■ WHAT YOU NEED TO DO: Sort through the data and copy the lines holding the word "labels".

(Source data)
******************************
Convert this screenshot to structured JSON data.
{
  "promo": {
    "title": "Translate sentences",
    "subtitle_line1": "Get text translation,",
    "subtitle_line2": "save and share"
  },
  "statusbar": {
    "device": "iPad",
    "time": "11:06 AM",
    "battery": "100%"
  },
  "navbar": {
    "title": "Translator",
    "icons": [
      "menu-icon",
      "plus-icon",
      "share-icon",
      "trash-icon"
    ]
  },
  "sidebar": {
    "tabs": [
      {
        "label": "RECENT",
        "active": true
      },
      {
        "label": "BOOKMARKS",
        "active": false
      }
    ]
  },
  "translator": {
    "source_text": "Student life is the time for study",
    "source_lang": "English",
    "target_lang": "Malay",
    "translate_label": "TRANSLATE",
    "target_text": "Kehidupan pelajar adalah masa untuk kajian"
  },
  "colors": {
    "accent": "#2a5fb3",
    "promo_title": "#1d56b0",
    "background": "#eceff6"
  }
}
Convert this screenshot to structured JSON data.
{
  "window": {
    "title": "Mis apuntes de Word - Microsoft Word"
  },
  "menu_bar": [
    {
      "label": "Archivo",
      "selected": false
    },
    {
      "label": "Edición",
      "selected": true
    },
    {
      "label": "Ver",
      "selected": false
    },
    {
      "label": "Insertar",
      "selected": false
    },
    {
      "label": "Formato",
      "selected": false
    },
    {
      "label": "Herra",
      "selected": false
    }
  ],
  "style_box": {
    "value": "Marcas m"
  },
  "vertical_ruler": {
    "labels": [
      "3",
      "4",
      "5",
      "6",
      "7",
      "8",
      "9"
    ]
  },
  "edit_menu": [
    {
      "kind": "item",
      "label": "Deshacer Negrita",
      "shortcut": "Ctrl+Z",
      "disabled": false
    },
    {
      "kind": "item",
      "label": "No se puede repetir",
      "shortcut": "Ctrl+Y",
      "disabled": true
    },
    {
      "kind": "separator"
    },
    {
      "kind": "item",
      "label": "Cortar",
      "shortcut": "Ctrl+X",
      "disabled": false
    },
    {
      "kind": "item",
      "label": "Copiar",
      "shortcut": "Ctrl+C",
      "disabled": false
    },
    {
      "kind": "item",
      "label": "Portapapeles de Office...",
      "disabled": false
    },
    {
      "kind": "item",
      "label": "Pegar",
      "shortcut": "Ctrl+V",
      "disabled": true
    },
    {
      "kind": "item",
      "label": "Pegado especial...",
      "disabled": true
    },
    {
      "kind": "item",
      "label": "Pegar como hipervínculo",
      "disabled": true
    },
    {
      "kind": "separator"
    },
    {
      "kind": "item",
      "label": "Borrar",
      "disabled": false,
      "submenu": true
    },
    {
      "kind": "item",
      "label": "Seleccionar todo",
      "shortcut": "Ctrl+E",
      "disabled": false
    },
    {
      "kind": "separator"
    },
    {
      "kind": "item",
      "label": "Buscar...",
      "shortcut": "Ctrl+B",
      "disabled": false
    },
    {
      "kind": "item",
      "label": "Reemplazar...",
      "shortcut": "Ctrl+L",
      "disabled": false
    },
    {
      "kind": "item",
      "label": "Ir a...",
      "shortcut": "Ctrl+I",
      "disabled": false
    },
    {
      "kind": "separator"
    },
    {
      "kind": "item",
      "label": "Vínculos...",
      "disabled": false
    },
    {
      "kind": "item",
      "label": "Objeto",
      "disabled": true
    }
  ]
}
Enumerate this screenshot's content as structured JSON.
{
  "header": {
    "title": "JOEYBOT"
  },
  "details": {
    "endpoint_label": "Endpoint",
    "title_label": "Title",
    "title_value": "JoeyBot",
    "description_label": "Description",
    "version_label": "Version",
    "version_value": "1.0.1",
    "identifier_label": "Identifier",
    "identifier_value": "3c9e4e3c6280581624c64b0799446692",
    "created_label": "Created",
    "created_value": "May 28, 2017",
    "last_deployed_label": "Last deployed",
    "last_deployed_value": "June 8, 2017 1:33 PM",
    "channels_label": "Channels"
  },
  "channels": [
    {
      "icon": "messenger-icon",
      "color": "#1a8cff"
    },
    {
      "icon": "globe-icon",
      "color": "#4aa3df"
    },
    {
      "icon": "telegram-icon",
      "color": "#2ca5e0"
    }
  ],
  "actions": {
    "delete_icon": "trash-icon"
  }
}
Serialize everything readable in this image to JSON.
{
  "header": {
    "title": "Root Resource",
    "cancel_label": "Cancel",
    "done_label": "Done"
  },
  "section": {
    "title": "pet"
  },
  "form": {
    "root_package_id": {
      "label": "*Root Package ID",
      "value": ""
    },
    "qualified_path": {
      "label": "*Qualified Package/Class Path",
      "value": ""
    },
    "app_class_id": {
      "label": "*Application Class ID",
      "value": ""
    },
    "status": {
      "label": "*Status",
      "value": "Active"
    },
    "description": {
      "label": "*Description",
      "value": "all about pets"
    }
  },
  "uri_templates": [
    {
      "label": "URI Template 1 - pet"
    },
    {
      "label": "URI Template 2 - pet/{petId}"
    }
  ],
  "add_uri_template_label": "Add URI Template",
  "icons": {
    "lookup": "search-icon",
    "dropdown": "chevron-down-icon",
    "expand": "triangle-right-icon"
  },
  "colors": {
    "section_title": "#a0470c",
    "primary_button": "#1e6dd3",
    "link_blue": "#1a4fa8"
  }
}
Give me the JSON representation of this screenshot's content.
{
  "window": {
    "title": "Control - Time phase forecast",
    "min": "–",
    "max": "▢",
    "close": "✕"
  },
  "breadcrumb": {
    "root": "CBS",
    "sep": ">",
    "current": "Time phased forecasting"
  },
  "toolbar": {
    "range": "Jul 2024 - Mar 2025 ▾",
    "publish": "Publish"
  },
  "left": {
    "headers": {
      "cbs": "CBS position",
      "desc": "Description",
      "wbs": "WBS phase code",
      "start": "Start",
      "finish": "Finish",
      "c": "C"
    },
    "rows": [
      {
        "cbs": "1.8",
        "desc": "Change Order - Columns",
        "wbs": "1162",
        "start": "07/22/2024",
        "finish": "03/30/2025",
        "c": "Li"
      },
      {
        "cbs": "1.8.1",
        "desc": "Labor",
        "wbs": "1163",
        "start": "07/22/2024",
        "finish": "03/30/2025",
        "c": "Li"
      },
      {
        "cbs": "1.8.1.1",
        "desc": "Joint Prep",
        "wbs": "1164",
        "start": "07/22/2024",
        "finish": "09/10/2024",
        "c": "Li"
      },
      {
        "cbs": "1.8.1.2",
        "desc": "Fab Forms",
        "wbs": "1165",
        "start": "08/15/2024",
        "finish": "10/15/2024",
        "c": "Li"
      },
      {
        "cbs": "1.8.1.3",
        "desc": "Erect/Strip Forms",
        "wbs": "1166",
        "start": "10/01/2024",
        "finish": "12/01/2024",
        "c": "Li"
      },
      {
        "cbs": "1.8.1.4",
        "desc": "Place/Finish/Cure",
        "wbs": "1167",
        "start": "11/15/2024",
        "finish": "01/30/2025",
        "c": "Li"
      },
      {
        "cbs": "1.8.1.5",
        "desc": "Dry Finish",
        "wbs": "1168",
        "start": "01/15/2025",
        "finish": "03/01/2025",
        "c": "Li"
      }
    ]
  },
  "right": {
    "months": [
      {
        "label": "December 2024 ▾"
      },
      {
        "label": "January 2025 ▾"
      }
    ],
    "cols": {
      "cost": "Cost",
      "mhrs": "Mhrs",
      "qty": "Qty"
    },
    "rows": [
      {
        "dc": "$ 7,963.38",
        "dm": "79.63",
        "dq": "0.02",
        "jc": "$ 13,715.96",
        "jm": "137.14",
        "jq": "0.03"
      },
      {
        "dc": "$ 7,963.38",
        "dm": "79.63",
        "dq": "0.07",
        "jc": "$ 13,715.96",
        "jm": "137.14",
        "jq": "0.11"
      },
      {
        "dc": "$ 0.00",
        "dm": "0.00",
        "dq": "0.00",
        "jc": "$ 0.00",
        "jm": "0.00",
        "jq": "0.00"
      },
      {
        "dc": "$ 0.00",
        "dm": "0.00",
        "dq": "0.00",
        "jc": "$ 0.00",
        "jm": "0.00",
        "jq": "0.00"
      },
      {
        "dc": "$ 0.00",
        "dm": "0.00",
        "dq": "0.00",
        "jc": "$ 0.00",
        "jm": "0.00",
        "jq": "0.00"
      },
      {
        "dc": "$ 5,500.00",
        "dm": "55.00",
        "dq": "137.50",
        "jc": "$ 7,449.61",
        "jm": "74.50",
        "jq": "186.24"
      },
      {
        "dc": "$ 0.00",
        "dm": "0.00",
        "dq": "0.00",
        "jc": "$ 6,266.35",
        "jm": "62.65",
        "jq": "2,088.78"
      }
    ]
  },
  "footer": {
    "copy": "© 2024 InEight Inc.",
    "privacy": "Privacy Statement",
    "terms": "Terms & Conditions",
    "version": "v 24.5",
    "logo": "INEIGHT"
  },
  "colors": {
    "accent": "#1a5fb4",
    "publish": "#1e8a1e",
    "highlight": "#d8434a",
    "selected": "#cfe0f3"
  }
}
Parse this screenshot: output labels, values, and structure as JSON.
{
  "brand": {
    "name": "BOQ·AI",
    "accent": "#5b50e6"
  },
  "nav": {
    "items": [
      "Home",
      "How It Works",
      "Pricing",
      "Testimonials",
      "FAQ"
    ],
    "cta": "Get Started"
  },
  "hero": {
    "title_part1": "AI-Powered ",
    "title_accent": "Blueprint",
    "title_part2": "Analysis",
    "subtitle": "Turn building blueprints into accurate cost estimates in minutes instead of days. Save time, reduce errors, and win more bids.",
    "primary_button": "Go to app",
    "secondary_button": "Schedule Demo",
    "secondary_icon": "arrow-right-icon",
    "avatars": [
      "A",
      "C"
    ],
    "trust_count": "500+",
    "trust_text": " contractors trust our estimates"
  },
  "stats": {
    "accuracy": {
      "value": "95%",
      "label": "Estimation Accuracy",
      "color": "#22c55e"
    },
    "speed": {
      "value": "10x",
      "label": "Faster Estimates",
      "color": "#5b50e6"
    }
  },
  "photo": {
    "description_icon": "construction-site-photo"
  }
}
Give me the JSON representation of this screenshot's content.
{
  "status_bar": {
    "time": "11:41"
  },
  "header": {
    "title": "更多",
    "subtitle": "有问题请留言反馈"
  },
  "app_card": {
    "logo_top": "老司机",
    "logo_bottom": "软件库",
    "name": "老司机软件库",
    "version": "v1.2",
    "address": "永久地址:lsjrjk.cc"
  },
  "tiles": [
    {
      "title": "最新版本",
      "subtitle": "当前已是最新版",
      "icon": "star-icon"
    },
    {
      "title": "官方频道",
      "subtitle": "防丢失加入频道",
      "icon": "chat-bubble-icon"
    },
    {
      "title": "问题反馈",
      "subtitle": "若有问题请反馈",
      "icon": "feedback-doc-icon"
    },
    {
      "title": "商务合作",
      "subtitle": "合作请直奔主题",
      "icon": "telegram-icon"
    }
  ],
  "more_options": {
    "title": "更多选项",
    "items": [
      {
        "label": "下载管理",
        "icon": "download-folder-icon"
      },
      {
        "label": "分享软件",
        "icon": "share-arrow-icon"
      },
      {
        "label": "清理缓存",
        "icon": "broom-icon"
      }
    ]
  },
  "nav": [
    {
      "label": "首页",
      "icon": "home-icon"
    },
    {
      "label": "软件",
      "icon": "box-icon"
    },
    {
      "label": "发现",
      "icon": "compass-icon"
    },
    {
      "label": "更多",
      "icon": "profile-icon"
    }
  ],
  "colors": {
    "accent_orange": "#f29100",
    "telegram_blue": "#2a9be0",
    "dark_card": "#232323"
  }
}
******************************
■ SOLUTION FOR THIS EXERCISE:
    "labels": [
Parse this screenshot: output labels, values, and structure as JSON.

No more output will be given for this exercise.